To do » Quote the records that follow in full and exactly; leave out the pictures.

Records from a collection:
——————
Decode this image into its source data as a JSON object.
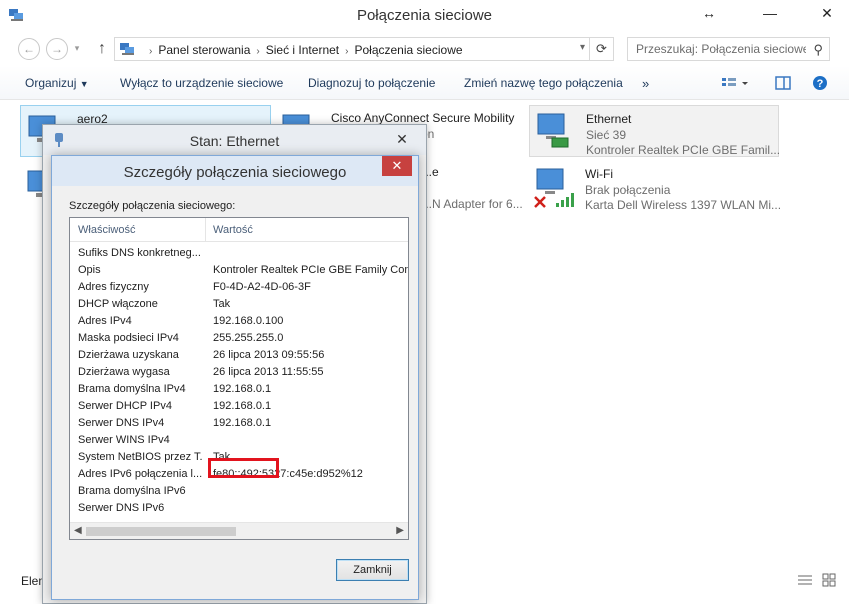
{
  "window": {
    "title": "Połączenia sieciowe",
    "restore_glyph": "↔",
    "minimize_glyph": "—",
    "close_glyph": "✕"
  },
  "address": {
    "crumbs": [
      "Panel sterowania",
      "Sieć i Internet",
      "Połączenia sieciowe"
    ],
    "search_placeholder": "Przeszukaj: Połączenia sieciowe"
  },
  "toolbar": {
    "organize": "Organizuj",
    "disable": "Wyłącz to urządzenie sieciowe",
    "diagnose": "Diagnozuj to połączenie",
    "rename": "Zmień nazwę tego połączenia",
    "more": "»"
  },
  "connections": [
    {
      "name": "aero2",
      "lines": []
    },
    {
      "name": "Cisco AnyConnect Secure Mobility",
      "lines": [
        "...on"
      ]
    },
    {
      "name": "Ethernet",
      "lines": [
        "Sieć  39",
        "Kontroler Realtek PCIe GBE Famil..."
      ]
    },
    {
      "name": "",
      "lines": [
        "...e",
        "...N Adapter for 6..."
      ]
    },
    {
      "name": "Wi-Fi",
      "lines": [
        "Brak połączenia",
        "Karta Dell Wireless 1397 WLAN Mi..."
      ]
    }
  ],
  "statusbar": {
    "count": "Elem"
  },
  "stan_dialog": {
    "title": "Stan: Ethernet",
    "close_glyph": "✕"
  },
  "details_dialog": {
    "title": "Szczegóły połączenia sieciowego",
    "group_label": "Szczegóły połączenia sieciowego:",
    "col_property": "Właściwość",
    "col_value": "Wartość",
    "rows": [
      {
        "p": "Sufiks DNS konkretneg...",
        "v": ""
      },
      {
        "p": "Opis",
        "v": "Kontroler Realtek PCIe GBE Family Contro"
      },
      {
        "p": "Adres fizyczny",
        "v": "F0-4D-A2-4D-06-3F"
      },
      {
        "p": "DHCP włączone",
        "v": "Tak"
      },
      {
        "p": "Adres IPv4",
        "v": "192.168.0.100"
      },
      {
        "p": "Maska podsieci IPv4",
        "v": "255.255.255.0"
      },
      {
        "p": "Dzierżawa uzyskana",
        "v": "26 lipca 2013 09:55:56"
      },
      {
        "p": "Dzierżawa wygasa",
        "v": "26 lipca 2013 11:55:55"
      },
      {
        "p": "Brama domyślna IPv4",
        "v": "192.168.0.1"
      },
      {
        "p": "Serwer DHCP IPv4",
        "v": "192.168.0.1"
      },
      {
        "p": "Serwer DNS IPv4",
        "v": "192.168.0.1"
      },
      {
        "p": "Serwer WINS IPv4",
        "v": ""
      },
      {
        "p": "System NetBIOS przez T...",
        "v": "Tak"
      },
      {
        "p": "Adres IPv6 połączenia l...",
        "v": "fe80::492:5327:c45e:d952%12"
      },
      {
        "p": "Brama domyślna IPv6",
        "v": ""
      },
      {
        "p": "Serwer DNS IPv6",
        "v": ""
      }
    ],
    "close_button": "Zamknij"
  },
  "colors": {
    "highlight": "#e2141e",
    "close_red": "#c7413f",
    "selection": "#e5f3fb"
  },
  "icons": [
    "network-connections-icon",
    "back-icon",
    "forward-icon",
    "up-icon",
    "refresh-icon",
    "search-icon",
    "view-options-icon",
    "preview-pane-icon",
    "help-icon",
    "network-adapter-icon",
    "wifi-signal-icon",
    "disconnected-x-icon"
  ]
}
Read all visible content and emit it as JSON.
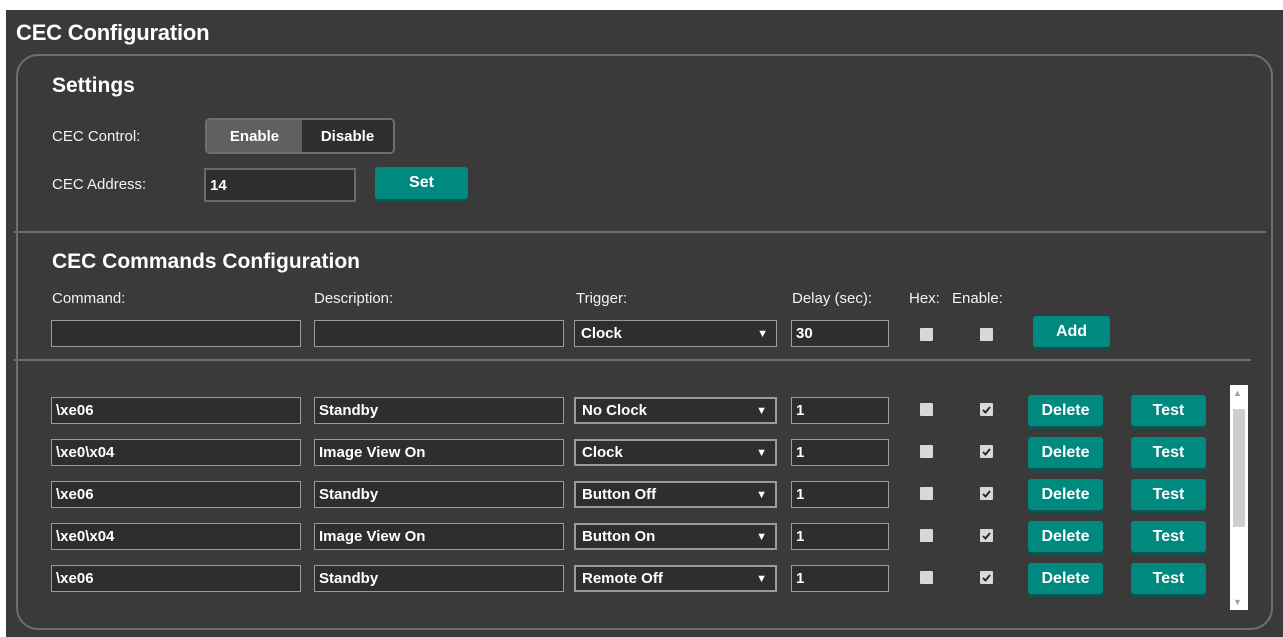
{
  "page": {
    "title": "CEC Configuration"
  },
  "settings": {
    "title": "Settings",
    "cec_control": {
      "label": "CEC Control:",
      "enable": "Enable",
      "disable": "Disable",
      "selected": "Enable"
    },
    "cec_address": {
      "label": "CEC Address:",
      "value": "14",
      "set_label": "Set"
    }
  },
  "commands": {
    "title": "CEC Commands Configuration",
    "headers": {
      "command": "Command:",
      "description": "Description:",
      "trigger": "Trigger:",
      "delay": "Delay (sec):",
      "hex": "Hex:",
      "enable": "Enable:"
    },
    "new_entry": {
      "command": "",
      "description": "",
      "trigger": "Clock",
      "delay": "30",
      "hex": false,
      "enable": false,
      "add_label": "Add"
    },
    "row_actions": {
      "delete": "Delete",
      "test": "Test"
    },
    "rows": [
      {
        "command": "\\xe06",
        "description": "Standby",
        "trigger": "No Clock",
        "delay": "1",
        "hex": false,
        "enable": true
      },
      {
        "command": "\\xe0\\x04",
        "description": "Image View On",
        "trigger": "Clock",
        "delay": "1",
        "hex": false,
        "enable": true
      },
      {
        "command": "\\xe06",
        "description": "Standby",
        "trigger": "Button Off",
        "delay": "1",
        "hex": false,
        "enable": true
      },
      {
        "command": "\\xe0\\x04",
        "description": "Image View On",
        "trigger": "Button On",
        "delay": "1",
        "hex": false,
        "enable": true
      },
      {
        "command": "\\xe06",
        "description": "Standby",
        "trigger": "Remote Off",
        "delay": "1",
        "hex": false,
        "enable": true
      }
    ]
  },
  "icons": {
    "dropdown": "dropdown-arrow-icon",
    "check": "checkmark-icon",
    "scroll_up": "scroll-up-icon",
    "scroll_down": "scroll-down-icon"
  },
  "colors": {
    "accent": "#00897e",
    "background": "#3a3a3a",
    "border": "#6f6f6f"
  }
}
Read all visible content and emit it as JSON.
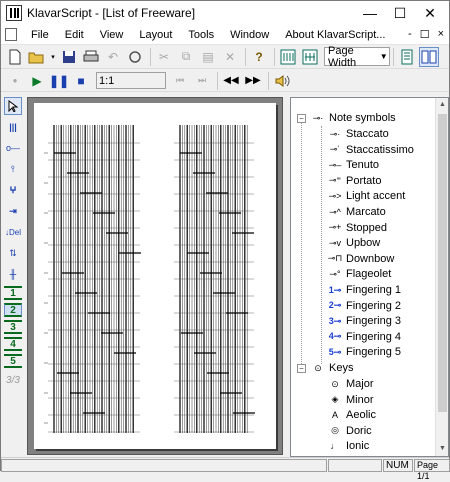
{
  "window": {
    "title": "KlavarScript - [List of Freeware]",
    "minimize_glyph": "—",
    "maximize_glyph": "☐",
    "close_glyph": "✕"
  },
  "menu": {
    "items": [
      "File",
      "Edit",
      "View",
      "Layout",
      "Tools",
      "Window",
      "About KlavarScript..."
    ],
    "right_controls": [
      "-",
      "☐",
      "×"
    ]
  },
  "toolbar": {
    "zoom_value": "Page Width"
  },
  "transport": {
    "position_value": "1:1"
  },
  "tree": {
    "note_symbols": {
      "label": "Note symbols",
      "items": [
        "Staccato",
        "Staccatissimo",
        "Tenuto",
        "Portato",
        "Light accent",
        "Marcato",
        "Stopped",
        "Upbow",
        "Downbow",
        "Flageolet",
        "Fingering 1",
        "Fingering 2",
        "Fingering 3",
        "Fingering 4",
        "Fingering 5"
      ],
      "icons": [
        "staccato-icon",
        "staccatissimo-icon",
        "tenuto-icon",
        "portato-icon",
        "light-accent-icon",
        "marcato-icon",
        "stopped-icon",
        "upbow-icon",
        "downbow-icon",
        "flageolet-icon",
        "fingering-1-icon",
        "fingering-2-icon",
        "fingering-3-icon",
        "fingering-4-icon",
        "fingering-5-icon"
      ],
      "fingering_numbers": [
        "1",
        "2",
        "3",
        "4",
        "5"
      ]
    },
    "keys": {
      "label": "Keys",
      "items": [
        "Major",
        "Minor",
        "Aeolic",
        "Doric",
        "Ionic"
      ]
    }
  },
  "status": {
    "num": "NUM",
    "page": "Page 1/1"
  },
  "colors": {
    "accent_blue": "#1a3fcf",
    "finger_green": "#0a6b1e",
    "canvas_gray": "#808080"
  }
}
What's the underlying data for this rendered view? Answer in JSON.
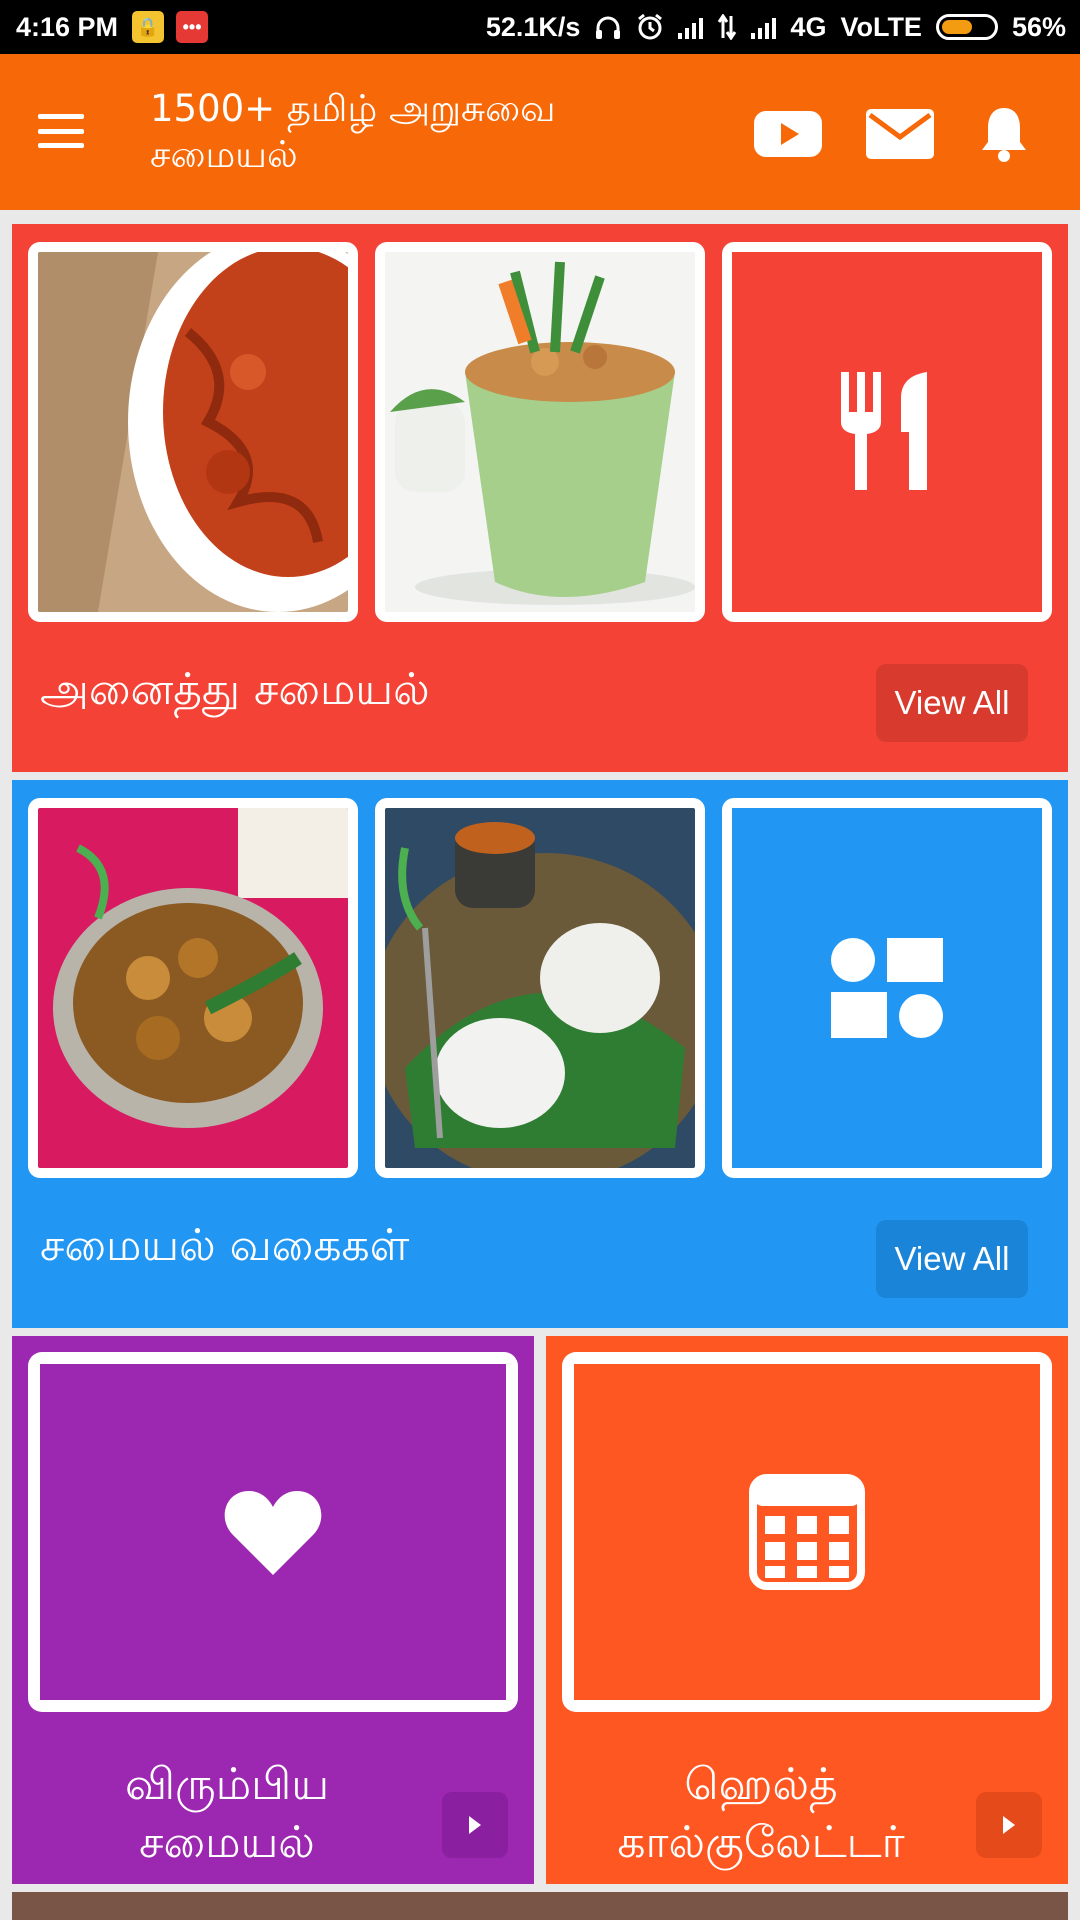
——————
Response »
Decode this image into its source data as a JSON object.
{
  "window": {
    "title": "Połączenia sieciowe",
    "restore_glyph": "↔",
    "minimize_glyph": "—",
    "close_glyph": "✕"
  },
  "address": {
    "crumbs": [
      "Panel sterowania",
      "Sieć i Internet",
      "Połączenia sieciowe"
    ],
    "search_placeholder": "Przeszukaj: Połączenia sieciowe"
  },
  "toolbar": {
    "organize": "Organizuj",
    "disable": "Wyłącz to urządzenie sieciowe",
    "diagnose": "Diagnozuj to połączenie",
    "rename": "Zmień nazwę tego połączenia",
    "more": "»"
  },
  "connections": [
    {
      "name": "aero2",
      "lines": []
    },
    {
      "name": "Cisco AnyConnect Secure Mobility",
      "lines": [
        "...on"
      ]
    },
    {
      "name": "Ethernet",
      "lines": [
        "Sieć  39",
        "Kontroler Realtek PCIe GBE Famil..."
      ]
    },
    {
      "name": "",
      "lines": [
        "...e",
        "...N Adapter for 6..."
      ]
    },
    {
      "name": "Wi-Fi",
      "lines": [
        "Brak połączenia",
        "Karta Dell Wireless 1397 WLAN Mi..."
      ]
    }
  ],
  "statusbar": {
    "count": "Elem"
  },
  "stan_dialog": {
    "title": "Stan: Ethernet",
    "close_glyph": "✕"
  },
  "details_dialog": {
    "title": "Szczegóły połączenia sieciowego",
    "group_label": "Szczegóły połączenia sieciowego:",
    "col_property": "Właściwość",
    "col_value": "Wartość",
    "rows": [
      {
        "p": "Sufiks DNS konkretneg...",
        "v": ""
      },
      {
        "p": "Opis",
        "v": "Kontroler Realtek PCIe GBE Family Contro"
      },
      {
        "p": "Adres fizyczny",
        "v": "F0-4D-A2-4D-06-3F"
      },
      {
        "p": "DHCP włączone",
        "v": "Tak"
      },
      {
        "p": "Adres IPv4",
        "v": "192.168.0.100"
      },
      {
        "p": "Maska podsieci IPv4",
        "v": "255.255.255.0"
      },
      {
        "p": "Dzierżawa uzyskana",
        "v": "26 lipca 2013 09:55:56"
      },
      {
        "p": "Dzierżawa wygasa",
        "v": "26 lipca 2013 11:55:55"
      },
      {
        "p": "Brama domyślna IPv4",
        "v": "192.168.0.1"
      },
      {
        "p": "Serwer DHCP IPv4",
        "v": "192.168.0.1"
      },
      {
        "p": "Serwer DNS IPv4",
        "v": "192.168.0.1"
      },
      {
        "p": "Serwer WINS IPv4",
        "v": ""
      },
      {
        "p": "System NetBIOS przez T...",
        "v": "Tak"
      },
      {
        "p": "Adres IPv6 połączenia l...",
        "v": "fe80::492:5327:c45e:d952%12"
      },
      {
        "p": "Brama domyślna IPv6",
        "v": ""
      },
      {
        "p": "Serwer DNS IPv6",
        "v": ""
      }
    ],
    "close_button": "Zamknij"
  },
  "colors": {
    "highlight": "#e2141e",
    "close_red": "#c7413f",
    "selection": "#e5f3fb"
  },
  "icons": [
    "network-connections-icon",
    "back-icon",
    "forward-icon",
    "up-icon",
    "refresh-icon",
    "search-icon",
    "view-options-icon",
    "preview-pane-icon",
    "help-icon",
    "network-adapter-icon",
    "wifi-signal-icon",
    "disconnected-x-icon"
  ]
}
Read all visible content and emit it as JSON.
{
  "page": {
    "title": "CEC Configuration"
  },
  "settings": {
    "title": "Settings",
    "cec_control": {
      "label": "CEC Control:",
      "enable": "Enable",
      "disable": "Disable",
      "selected": "Enable"
    },
    "cec_address": {
      "label": "CEC Address:",
      "value": "14",
      "set_label": "Set"
    }
  },
  "commands": {
    "title": "CEC Commands Configuration",
    "headers": {
      "command": "Command:",
      "description": "Description:",
      "trigger": "Trigger:",
      "delay": "Delay (sec):",
      "hex": "Hex:",
      "enable": "Enable:"
    },
    "new_entry": {
      "command": "",
      "description": "",
      "trigger": "Clock",
      "delay": "30",
      "hex": false,
      "enable": false,
      "add_label": "Add"
    },
    "row_actions": {
      "delete": "Delete",
      "test": "Test"
    },
    "rows": [
      {
        "command": "\\xe06",
        "description": "Standby",
        "trigger": "No Clock",
        "delay": "1",
        "hex": false,
        "enable": true
      },
      {
        "command": "\\xe0\\x04",
        "description": "Image View On",
        "trigger": "Clock",
        "delay": "1",
        "hex": false,
        "enable": true
      },
      {
        "command": "\\xe06",
        "description": "Standby",
        "trigger": "Button Off",
        "delay": "1",
        "hex": false,
        "enable": true
      },
      {
        "command": "\\xe0\\x04",
        "description": "Image View On",
        "trigger": "Button On",
        "delay": "1",
        "hex": false,
        "enable": true
      },
      {
        "command": "\\xe06",
        "description": "Standby",
        "trigger": "Remote Off",
        "delay": "1",
        "hex": false,
        "enable": true
      }
    ]
  },
  "icons": {
    "dropdown": "dropdown-arrow-icon",
    "check": "checkmark-icon",
    "scroll_up": "scroll-up-icon",
    "scroll_down": "scroll-down-icon"
  },
  "colors": {
    "accent": "#00897e",
    "background": "#3a3a3a",
    "border": "#6f6f6f"
  }
}
Read all visible content and emit it as JSON.
{
  "window": {
    "title": "KlavarScript - [List of Freeware]",
    "minimize_glyph": "—",
    "maximize_glyph": "☐",
    "close_glyph": "✕"
  },
  "menu": {
    "items": [
      "File",
      "Edit",
      "View",
      "Layout",
      "Tools",
      "Window",
      "About KlavarScript..."
    ],
    "right_controls": [
      "-",
      "☐",
      "×"
    ]
  },
  "toolbar": {
    "zoom_value": "Page Width"
  },
  "transport": {
    "position_value": "1:1"
  },
  "tree": {
    "note_symbols": {
      "label": "Note symbols",
      "items": [
        "Staccato",
        "Staccatissimo",
        "Tenuto",
        "Portato",
        "Light accent",
        "Marcato",
        "Stopped",
        "Upbow",
        "Downbow",
        "Flageolet",
        "Fingering 1",
        "Fingering 2",
        "Fingering 3",
        "Fingering 4",
        "Fingering 5"
      ],
      "icons": [
        "staccato-icon",
        "staccatissimo-icon",
        "tenuto-icon",
        "portato-icon",
        "light-accent-icon",
        "marcato-icon",
        "stopped-icon",
        "upbow-icon",
        "downbow-icon",
        "flageolet-icon",
        "fingering-1-icon",
        "fingering-2-icon",
        "fingering-3-icon",
        "fingering-4-icon",
        "fingering-5-icon"
      ],
      "fingering_numbers": [
        "1",
        "2",
        "3",
        "4",
        "5"
      ]
    },
    "keys": {
      "label": "Keys",
      "items": [
        "Major",
        "Minor",
        "Aeolic",
        "Doric",
        "Ionic"
      ]
    }
  },
  "status": {
    "num": "NUM",
    "page": "Page 1/1"
  },
  "colors": {
    "accent_blue": "#1a3fcf",
    "finger_green": "#0a6b1e",
    "canvas_gray": "#808080"
  }
}
What's the underlying data for this rendered view? Answer in JSON.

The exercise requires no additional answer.